**Your task:**
Find the word "this" in the data below and copy each line that holds it.

Dataset rows for apps and sites:
────────
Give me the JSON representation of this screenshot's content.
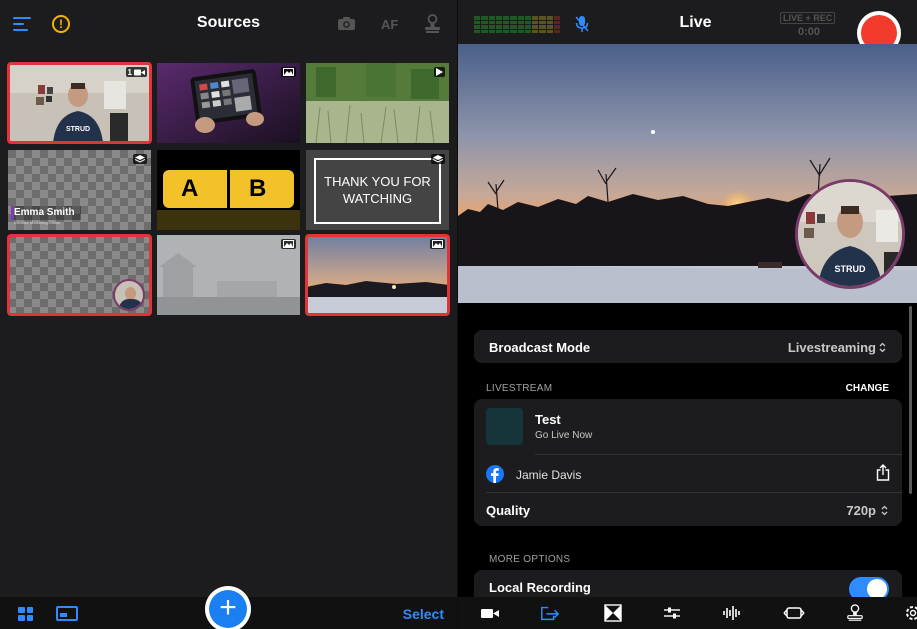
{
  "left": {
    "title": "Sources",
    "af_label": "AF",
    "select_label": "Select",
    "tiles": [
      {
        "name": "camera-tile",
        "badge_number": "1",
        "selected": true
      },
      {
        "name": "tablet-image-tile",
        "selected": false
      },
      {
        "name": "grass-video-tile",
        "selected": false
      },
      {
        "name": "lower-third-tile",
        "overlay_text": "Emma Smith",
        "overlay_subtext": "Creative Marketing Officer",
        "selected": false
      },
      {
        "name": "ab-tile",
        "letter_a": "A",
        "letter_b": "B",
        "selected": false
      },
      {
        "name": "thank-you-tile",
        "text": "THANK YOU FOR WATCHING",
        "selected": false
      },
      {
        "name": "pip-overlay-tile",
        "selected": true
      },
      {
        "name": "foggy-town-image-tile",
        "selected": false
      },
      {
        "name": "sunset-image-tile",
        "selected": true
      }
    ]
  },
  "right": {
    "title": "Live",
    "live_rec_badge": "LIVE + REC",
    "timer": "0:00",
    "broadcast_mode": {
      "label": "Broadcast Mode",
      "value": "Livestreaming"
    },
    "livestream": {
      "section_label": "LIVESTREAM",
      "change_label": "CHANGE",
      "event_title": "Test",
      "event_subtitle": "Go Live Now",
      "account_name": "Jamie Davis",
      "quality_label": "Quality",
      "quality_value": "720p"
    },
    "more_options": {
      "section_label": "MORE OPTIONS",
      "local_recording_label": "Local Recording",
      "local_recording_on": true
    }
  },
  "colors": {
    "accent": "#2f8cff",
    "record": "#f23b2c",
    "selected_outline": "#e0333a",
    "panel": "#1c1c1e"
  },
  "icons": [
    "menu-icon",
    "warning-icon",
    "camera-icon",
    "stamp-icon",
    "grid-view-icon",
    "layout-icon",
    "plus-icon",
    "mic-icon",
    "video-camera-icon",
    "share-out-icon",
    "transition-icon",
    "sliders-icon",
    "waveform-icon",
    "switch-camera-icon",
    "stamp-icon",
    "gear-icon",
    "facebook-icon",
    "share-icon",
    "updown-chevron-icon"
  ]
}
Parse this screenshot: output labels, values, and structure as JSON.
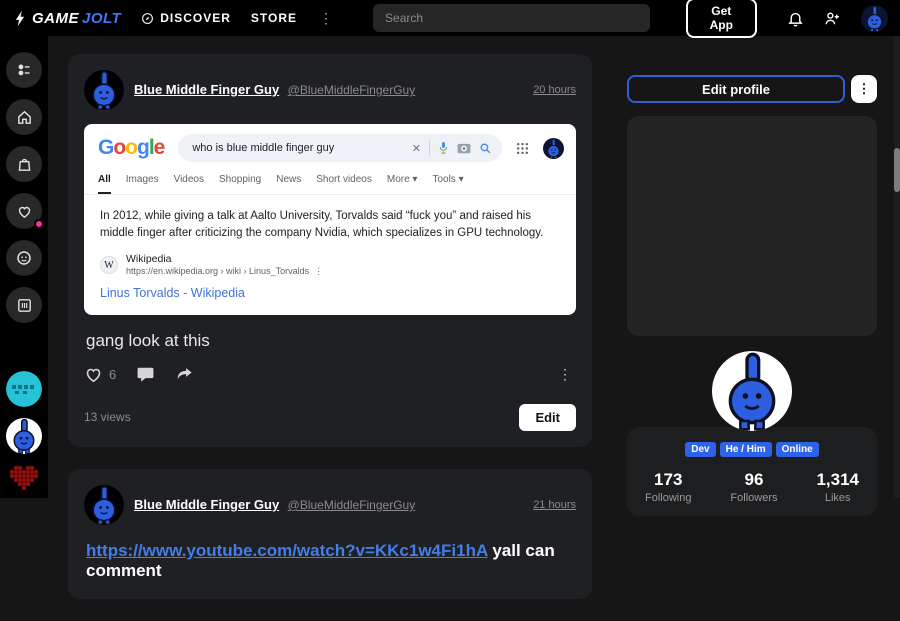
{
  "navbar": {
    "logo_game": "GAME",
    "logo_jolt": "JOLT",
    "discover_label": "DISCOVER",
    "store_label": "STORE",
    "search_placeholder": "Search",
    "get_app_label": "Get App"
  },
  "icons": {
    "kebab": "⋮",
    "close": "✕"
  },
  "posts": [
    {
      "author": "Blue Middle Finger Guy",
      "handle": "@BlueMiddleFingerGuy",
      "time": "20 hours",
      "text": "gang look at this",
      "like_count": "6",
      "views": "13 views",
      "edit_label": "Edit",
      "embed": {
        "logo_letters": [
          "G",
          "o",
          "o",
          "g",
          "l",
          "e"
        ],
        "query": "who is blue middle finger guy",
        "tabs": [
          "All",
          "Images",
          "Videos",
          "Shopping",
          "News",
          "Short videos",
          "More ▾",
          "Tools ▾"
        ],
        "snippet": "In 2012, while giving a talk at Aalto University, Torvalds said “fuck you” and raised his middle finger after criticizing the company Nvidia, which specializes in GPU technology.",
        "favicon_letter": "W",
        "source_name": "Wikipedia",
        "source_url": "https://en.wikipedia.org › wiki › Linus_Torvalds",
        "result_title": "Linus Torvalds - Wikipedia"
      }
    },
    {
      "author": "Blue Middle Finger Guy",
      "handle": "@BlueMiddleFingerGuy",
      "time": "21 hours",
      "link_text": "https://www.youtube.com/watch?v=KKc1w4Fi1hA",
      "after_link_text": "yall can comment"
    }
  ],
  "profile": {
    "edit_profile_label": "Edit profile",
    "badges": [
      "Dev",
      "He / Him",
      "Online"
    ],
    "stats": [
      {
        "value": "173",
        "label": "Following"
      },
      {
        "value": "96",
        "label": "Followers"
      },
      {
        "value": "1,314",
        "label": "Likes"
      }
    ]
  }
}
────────
**Answer space:**
Give me the JSON representation of this screenshot's content.
Parse this screenshot: output labels, values, and structure as JSON.
      "text": "gang look at this",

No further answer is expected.